Why 2+ Actors Is Always Better Than 1

Photo Source: Spencer Alexander

I like being part of a larger group. It’s fun to be surrounded by like-minded people. And it’s also a great way to make contacts and gather information.

As an agent, I belong to various organizations that sponsor networking events and private screenings. Just the other day, I ran into an old friend at a charity function. The guy had just secured financing for his first film, and he promised to give my clients first crack at some of the parts. So besides tossing a few bucks at a good cause, attending that function put me back in touch with a valuable contact that will create future opportunities for my clients.

(I’m also a senior member of the “Buffy the Vampire Slayer” fan club, because really, that show never gets old….)

What about you? Are you part of a larger group or are you a lone wolf? There are lots of opportunities out there for actors if you’re willing to become a joiner.

Social media is the best example. There are several private groups on Facebook that have been set up by actors. You should seek out these groups by asking everyone you know about them. When you find an actor who is a member, ask for an invite. If you get it, you’ll gain access to a forum where performers are willing to share what they know, and, hey, knowledge equals opportunity.
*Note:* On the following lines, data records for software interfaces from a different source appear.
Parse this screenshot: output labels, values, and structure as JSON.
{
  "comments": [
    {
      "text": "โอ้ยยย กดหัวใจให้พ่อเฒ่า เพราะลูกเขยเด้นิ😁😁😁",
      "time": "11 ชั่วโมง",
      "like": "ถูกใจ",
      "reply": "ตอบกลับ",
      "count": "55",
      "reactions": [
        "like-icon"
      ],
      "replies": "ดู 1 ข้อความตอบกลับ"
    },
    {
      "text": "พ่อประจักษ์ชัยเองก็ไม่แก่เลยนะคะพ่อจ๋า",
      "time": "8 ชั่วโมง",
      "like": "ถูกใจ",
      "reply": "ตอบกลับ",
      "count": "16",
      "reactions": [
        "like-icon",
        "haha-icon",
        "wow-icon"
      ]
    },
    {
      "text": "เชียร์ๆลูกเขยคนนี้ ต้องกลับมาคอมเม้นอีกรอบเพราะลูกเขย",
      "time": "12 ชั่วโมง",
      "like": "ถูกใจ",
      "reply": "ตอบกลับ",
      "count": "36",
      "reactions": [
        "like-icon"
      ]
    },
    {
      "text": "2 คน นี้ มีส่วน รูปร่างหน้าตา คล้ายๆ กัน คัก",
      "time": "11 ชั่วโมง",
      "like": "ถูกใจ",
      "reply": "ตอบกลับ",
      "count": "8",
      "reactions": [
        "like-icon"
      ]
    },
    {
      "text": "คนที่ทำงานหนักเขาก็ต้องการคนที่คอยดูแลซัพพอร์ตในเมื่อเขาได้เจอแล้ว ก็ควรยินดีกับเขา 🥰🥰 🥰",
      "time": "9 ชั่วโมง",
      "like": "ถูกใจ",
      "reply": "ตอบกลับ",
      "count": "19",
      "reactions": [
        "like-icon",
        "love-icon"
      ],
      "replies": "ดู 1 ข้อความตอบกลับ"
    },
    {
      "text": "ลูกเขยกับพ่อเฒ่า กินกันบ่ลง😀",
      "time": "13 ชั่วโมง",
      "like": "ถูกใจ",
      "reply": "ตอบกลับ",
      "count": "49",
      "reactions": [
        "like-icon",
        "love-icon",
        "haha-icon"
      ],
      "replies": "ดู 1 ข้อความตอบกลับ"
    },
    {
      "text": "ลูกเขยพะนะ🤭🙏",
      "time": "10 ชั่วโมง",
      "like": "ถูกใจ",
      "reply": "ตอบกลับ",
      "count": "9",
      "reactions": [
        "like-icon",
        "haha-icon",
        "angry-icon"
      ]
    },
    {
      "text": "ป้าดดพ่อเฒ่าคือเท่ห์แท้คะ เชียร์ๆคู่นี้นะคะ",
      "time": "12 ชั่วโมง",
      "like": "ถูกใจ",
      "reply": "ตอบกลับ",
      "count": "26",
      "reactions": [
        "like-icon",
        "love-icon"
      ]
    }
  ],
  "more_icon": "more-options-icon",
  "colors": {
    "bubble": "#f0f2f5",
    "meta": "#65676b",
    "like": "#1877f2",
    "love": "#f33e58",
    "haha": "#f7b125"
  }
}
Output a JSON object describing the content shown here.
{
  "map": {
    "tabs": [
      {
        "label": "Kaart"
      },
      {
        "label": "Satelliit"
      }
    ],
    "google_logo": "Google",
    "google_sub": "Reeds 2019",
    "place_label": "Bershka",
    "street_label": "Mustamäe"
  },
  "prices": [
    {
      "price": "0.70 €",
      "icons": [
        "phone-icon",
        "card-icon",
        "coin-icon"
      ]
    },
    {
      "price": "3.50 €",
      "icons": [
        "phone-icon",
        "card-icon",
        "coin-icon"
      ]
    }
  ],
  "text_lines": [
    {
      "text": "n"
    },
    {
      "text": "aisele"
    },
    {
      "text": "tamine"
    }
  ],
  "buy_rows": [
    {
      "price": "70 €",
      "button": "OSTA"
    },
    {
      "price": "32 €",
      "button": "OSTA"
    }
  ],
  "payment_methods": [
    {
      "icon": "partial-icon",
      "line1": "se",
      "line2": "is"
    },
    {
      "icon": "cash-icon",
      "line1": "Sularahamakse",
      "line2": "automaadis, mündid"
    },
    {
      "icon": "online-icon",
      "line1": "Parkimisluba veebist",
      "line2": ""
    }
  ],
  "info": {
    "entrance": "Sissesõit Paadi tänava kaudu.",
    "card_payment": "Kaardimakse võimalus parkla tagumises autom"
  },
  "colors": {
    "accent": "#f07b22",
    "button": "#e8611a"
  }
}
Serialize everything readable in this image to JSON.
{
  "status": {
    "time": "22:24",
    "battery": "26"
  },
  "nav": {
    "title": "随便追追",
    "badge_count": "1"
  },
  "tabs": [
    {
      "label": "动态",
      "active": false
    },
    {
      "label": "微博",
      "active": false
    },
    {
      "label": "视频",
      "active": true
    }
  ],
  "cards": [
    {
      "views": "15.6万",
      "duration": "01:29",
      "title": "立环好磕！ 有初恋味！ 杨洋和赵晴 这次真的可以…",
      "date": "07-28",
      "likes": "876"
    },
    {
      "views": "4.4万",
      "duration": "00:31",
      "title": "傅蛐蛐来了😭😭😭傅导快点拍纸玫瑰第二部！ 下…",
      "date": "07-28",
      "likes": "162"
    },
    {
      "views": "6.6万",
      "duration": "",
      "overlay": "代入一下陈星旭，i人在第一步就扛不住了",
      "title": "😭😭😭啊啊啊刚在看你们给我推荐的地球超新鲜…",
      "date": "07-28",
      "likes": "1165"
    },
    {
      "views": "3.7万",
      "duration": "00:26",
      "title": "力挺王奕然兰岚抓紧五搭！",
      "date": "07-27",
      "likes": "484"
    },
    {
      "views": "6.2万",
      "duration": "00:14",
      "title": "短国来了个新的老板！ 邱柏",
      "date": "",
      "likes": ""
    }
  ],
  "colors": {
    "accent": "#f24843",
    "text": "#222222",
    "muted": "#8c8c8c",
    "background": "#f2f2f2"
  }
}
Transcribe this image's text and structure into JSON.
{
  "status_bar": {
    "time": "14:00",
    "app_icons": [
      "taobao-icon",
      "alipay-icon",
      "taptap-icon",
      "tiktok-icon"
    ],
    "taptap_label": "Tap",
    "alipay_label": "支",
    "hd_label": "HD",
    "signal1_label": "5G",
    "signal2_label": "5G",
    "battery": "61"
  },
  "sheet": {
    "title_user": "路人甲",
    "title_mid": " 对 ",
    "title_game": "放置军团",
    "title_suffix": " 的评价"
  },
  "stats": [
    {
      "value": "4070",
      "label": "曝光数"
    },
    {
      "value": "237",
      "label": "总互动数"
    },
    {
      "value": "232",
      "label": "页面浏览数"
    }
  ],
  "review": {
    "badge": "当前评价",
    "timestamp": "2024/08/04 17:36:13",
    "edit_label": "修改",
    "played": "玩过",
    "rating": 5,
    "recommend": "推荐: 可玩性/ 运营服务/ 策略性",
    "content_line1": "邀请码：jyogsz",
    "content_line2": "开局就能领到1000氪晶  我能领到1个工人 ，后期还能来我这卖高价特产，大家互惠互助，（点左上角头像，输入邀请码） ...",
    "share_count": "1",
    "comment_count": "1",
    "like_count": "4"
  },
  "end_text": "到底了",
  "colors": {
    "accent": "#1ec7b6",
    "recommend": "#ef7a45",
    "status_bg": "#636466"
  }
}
READ: Your Essential Social Media Checklist

The good folks here at Backstage have a terrific message board that allows you to interact with all kinds of industry people, including yours truly. And it’s 100 percent free. Have you signed up yet?

Moving off the internet into the physical world, you should also consider joining a theater company. It’s one of the smartest moves you can make. Besides gaining a chance to perform, you’ll have something impressive to put on your résumé, and you’ll find yourself in an environment that can function as a support group. That’s valuable, because it’s extremely important to have people in your life who understand what you’re going through and are willing to commiserate over drinks.

And joining a theater company is easy! Just volunteer your time, weasel your way into the inner circle, then undermine the existing power structure. Wait, no. Don’t do that. I’m thinking like an agent. Just be a nice person and you’ll be fine.

If you’re someone who knows how to tickle a funny bone, you’d be a fool not to join UCB or one of the other established comedy groups out there. Again, you’ll gain valuable training, a great credit for your résumé, and you might meet the perfect writing partner who helps you create a show that changes the face of television. (Or you might just make some good friends. Not everything has to be about your career.)

A lot of people ask me why I’ve never considered becoming a manager. Well, there are several reasons, but first and foremost, I like being part of a team that’s working together toward a common goal. It’s like Billy the Kid said in “Young Guns”: “You get yourself three or four good pals, then you’ve got yourself a tribe. And there ain’t nothing stronger than that.”

Want to ask Secret Agent Man a question? Reach him directly on the Backstage Community forums!